- ACTIVITY
Repeat the data exactly. Pictures stay out.

━━━━━ THE INPUT ━━━━━

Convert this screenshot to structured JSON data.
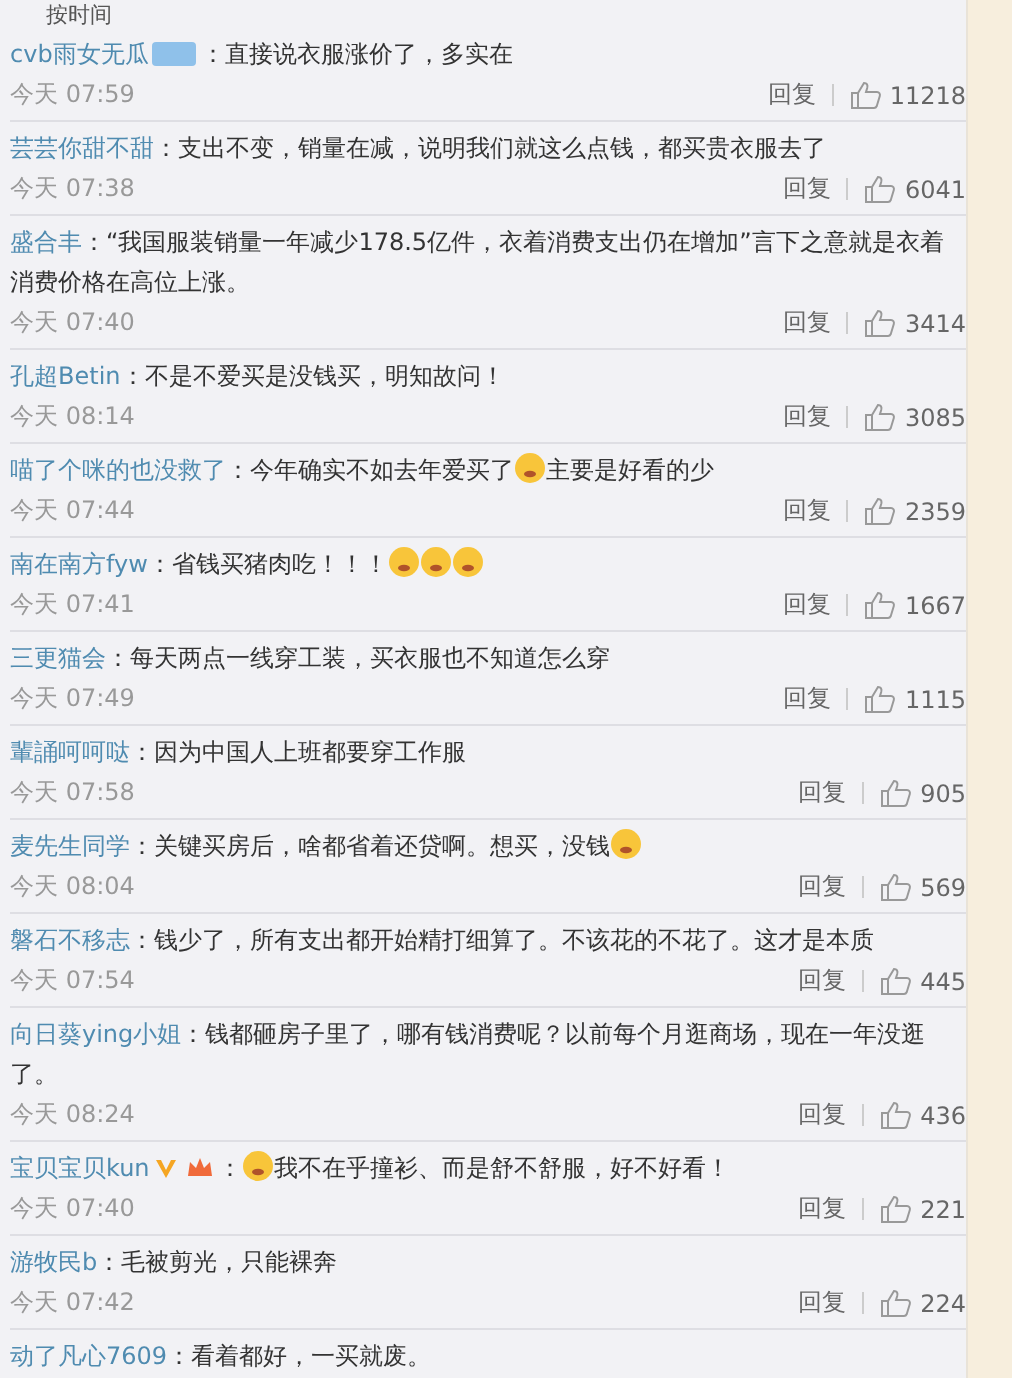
{
  "sort_label": "按时间",
  "comments": [
    {
      "name": "cvb雨女无瓜",
      "badges": [
        {
          "kind": "level"
        }
      ],
      "content": [
        {
          "kind": "text",
          "text": "：直接说衣服涨价了，多实在"
        }
      ],
      "time": "今天 07:59",
      "reply": "回复",
      "likes": "11218"
    },
    {
      "name": "芸芸你甜不甜",
      "content": [
        {
          "kind": "text",
          "text": "：支出不变，销量在减，说明我们就这么点钱，都买贵衣服去了"
        }
      ],
      "time": "今天 07:38",
      "reply": "回复",
      "likes": "6041"
    },
    {
      "name": "盛合丰",
      "content": [
        {
          "kind": "text",
          "text": "：“我国服装销量一年减少178.5亿件，衣着消费支出仍在增加”言下之意就是衣着消费价格在高位上涨。"
        }
      ],
      "time": "今天 07:40",
      "reply": "回复",
      "likes": "3414"
    },
    {
      "name": "孔超Betin",
      "content": [
        {
          "kind": "text",
          "text": "：不是不爱买是没钱买，明知故问！"
        }
      ],
      "time": "今天 08:14",
      "reply": "回复",
      "likes": "3085"
    },
    {
      "name": "喵了个咪的也没救了",
      "content": [
        {
          "kind": "text",
          "text": "：今年确实不如去年爱买了"
        },
        {
          "kind": "emoji"
        },
        {
          "kind": "text",
          "text": "主要是好看的少"
        }
      ],
      "time": "今天 07:44",
      "reply": "回复",
      "likes": "2359"
    },
    {
      "name": "南在南方fyw",
      "content": [
        {
          "kind": "text",
          "text": "：省钱买猪肉吃！！！"
        },
        {
          "kind": "emoji"
        },
        {
          "kind": "emoji"
        },
        {
          "kind": "emoji"
        }
      ],
      "time": "今天 07:41",
      "reply": "回复",
      "likes": "1667"
    },
    {
      "name": "三更猫会",
      "content": [
        {
          "kind": "text",
          "text": "：每天两点一线穿工装，买衣服也不知道怎么穿"
        }
      ],
      "time": "今天 07:49",
      "reply": "回复",
      "likes": "1115"
    },
    {
      "name": "輩誦呵呵哒",
      "content": [
        {
          "kind": "text",
          "text": "：因为中国人上班都要穿工作服"
        }
      ],
      "time": "今天 07:58",
      "reply": "回复",
      "likes": "905"
    },
    {
      "name": "麦先生同学",
      "content": [
        {
          "kind": "text",
          "text": "：关键买房后，啥都省着还贷啊。想买，没钱"
        },
        {
          "kind": "emoji"
        }
      ],
      "time": "今天 08:04",
      "reply": "回复",
      "likes": "569"
    },
    {
      "name": "磐石不移志",
      "content": [
        {
          "kind": "text",
          "text": "：钱少了，所有支出都开始精打细算了。不该花的不花了。这才是本质"
        }
      ],
      "time": "今天 07:54",
      "reply": "回复",
      "likes": "445"
    },
    {
      "name": "向日葵ying小姐",
      "content": [
        {
          "kind": "text",
          "text": "：钱都砸房子里了，哪有钱消费呢？以前每个月逛商场，现在一年没逛了。"
        }
      ],
      "time": "今天 08:24",
      "reply": "回复",
      "likes": "436"
    },
    {
      "name": "宝贝宝贝kun",
      "badges": [
        {
          "kind": "verified"
        },
        {
          "kind": "crown"
        }
      ],
      "content": [
        {
          "kind": "text",
          "text": "："
        },
        {
          "kind": "emoji"
        },
        {
          "kind": "text",
          "text": "我不在乎撞衫、而是舒不舒服，好不好看！"
        }
      ],
      "time": "今天 07:40",
      "reply": "回复",
      "likes": "221"
    },
    {
      "name": "游牧民b",
      "content": [
        {
          "kind": "text",
          "text": "：毛被剪光，只能裸奔"
        }
      ],
      "time": "今天 07:42",
      "reply": "回复",
      "likes": "224"
    },
    {
      "name": "动了凡心7609",
      "content": [
        {
          "kind": "text",
          "text": "：看着都好，一买就废。"
        }
      ]
    }
  ]
}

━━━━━

- PROBLEM SOLUTION
Convert this screenshot to structured JSON data.
{
  "sort_label": "按时间",
  "comments": [
    {
      "name": "cvb雨女无瓜",
      "badges": [
        {
          "kind": "level"
        }
      ],
      "content": [
        {
          "kind": "text",
          "text": "：直接说衣服涨价了，多实在"
        }
      ],
      "time": "今天 07:59",
      "reply": "回复",
      "likes": "11218"
    },
    {
      "name": "芸芸你甜不甜",
      "content": [
        {
          "kind": "text",
          "text": "：支出不变，销量在减，说明我们就这么点钱，都买贵衣服去了"
        }
      ],
      "time": "今天 07:38",
      "reply": "回复",
      "likes": "6041"
    },
    {
      "name": "盛合丰",
      "content": [
        {
          "kind": "text",
          "text": "：“我国服装销量一年减少178.5亿件，衣着消费支出仍在增加”言下之意就是衣着消费价格在高位上涨。"
        }
      ],
      "time": "今天 07:40",
      "reply": "回复",
      "likes": "3414"
    },
    {
      "name": "孔超Betin",
      "content": [
        {
          "kind": "text",
          "text": "：不是不爱买是没钱买，明知故问！"
        }
      ],
      "time": "今天 08:14",
      "reply": "回复",
      "likes": "3085"
    },
    {
      "name": "喵了个咪的也没救了",
      "content": [
        {
          "kind": "text",
          "text": "：今年确实不如去年爱买了"
        },
        {
          "kind": "emoji"
        },
        {
          "kind": "text",
          "text": "主要是好看的少"
        }
      ],
      "time": "今天 07:44",
      "reply": "回复",
      "likes": "2359"
    },
    {
      "name": "南在南方fyw",
      "content": [
        {
          "kind": "text",
          "text": "：省钱买猪肉吃！！！"
        },
        {
          "kind": "emoji"
        },
        {
          "kind": "emoji"
        },
        {
          "kind": "emoji"
        }
      ],
      "time": "今天 07:41",
      "reply": "回复",
      "likes": "1667"
    },
    {
      "name": "三更猫会",
      "content": [
        {
          "kind": "text",
          "text": "：每天两点一线穿工装，买衣服也不知道怎么穿"
        }
      ],
      "time": "今天 07:49",
      "reply": "回复",
      "likes": "1115"
    },
    {
      "name": "輩誦呵呵哒",
      "content": [
        {
          "kind": "text",
          "text": "：因为中国人上班都要穿工作服"
        }
      ],
      "time": "今天 07:58",
      "reply": "回复",
      "likes": "905"
    },
    {
      "name": "麦先生同学",
      "content": [
        {
          "kind": "text",
          "text": "：关键买房后，啥都省着还贷啊。想买，没钱"
        },
        {
          "kind": "emoji"
        }
      ],
      "time": "今天 08:04",
      "reply": "回复",
      "likes": "569"
    },
    {
      "name": "磐石不移志",
      "content": [
        {
          "kind": "text",
          "text": "：钱少了，所有支出都开始精打细算了。不该花的不花了。这才是本质"
        }
      ],
      "time": "今天 07:54",
      "reply": "回复",
      "likes": "445"
    },
    {
      "name": "向日葵ying小姐",
      "content": [
        {
          "kind": "text",
          "text": "：钱都砸房子里了，哪有钱消费呢？以前每个月逛商场，现在一年没逛了。"
        }
      ],
      "time": "今天 08:24",
      "reply": "回复",
      "likes": "436"
    },
    {
      "name": "宝贝宝贝kun",
      "badges": [
        {
          "kind": "verified"
        },
        {
          "kind": "crown"
        }
      ],
      "content": [
        {
          "kind": "text",
          "text": "："
        },
        {
          "kind": "emoji"
        },
        {
          "kind": "text",
          "text": "我不在乎撞衫、而是舒不舒服，好不好看！"
        }
      ],
      "time": "今天 07:40",
      "reply": "回复",
      "likes": "221"
    },
    {
      "name": "游牧民b",
      "content": [
        {
          "kind": "text",
          "text": "：毛被剪光，只能裸奔"
        }
      ],
      "time": "今天 07:42",
      "reply": "回复",
      "likes": "224"
    },
    {
      "name": "动了凡心7609",
      "content": [
        {
          "kind": "text",
          "text": "：看着都好，一买就废。"
        }
      ]
    }
  ]
}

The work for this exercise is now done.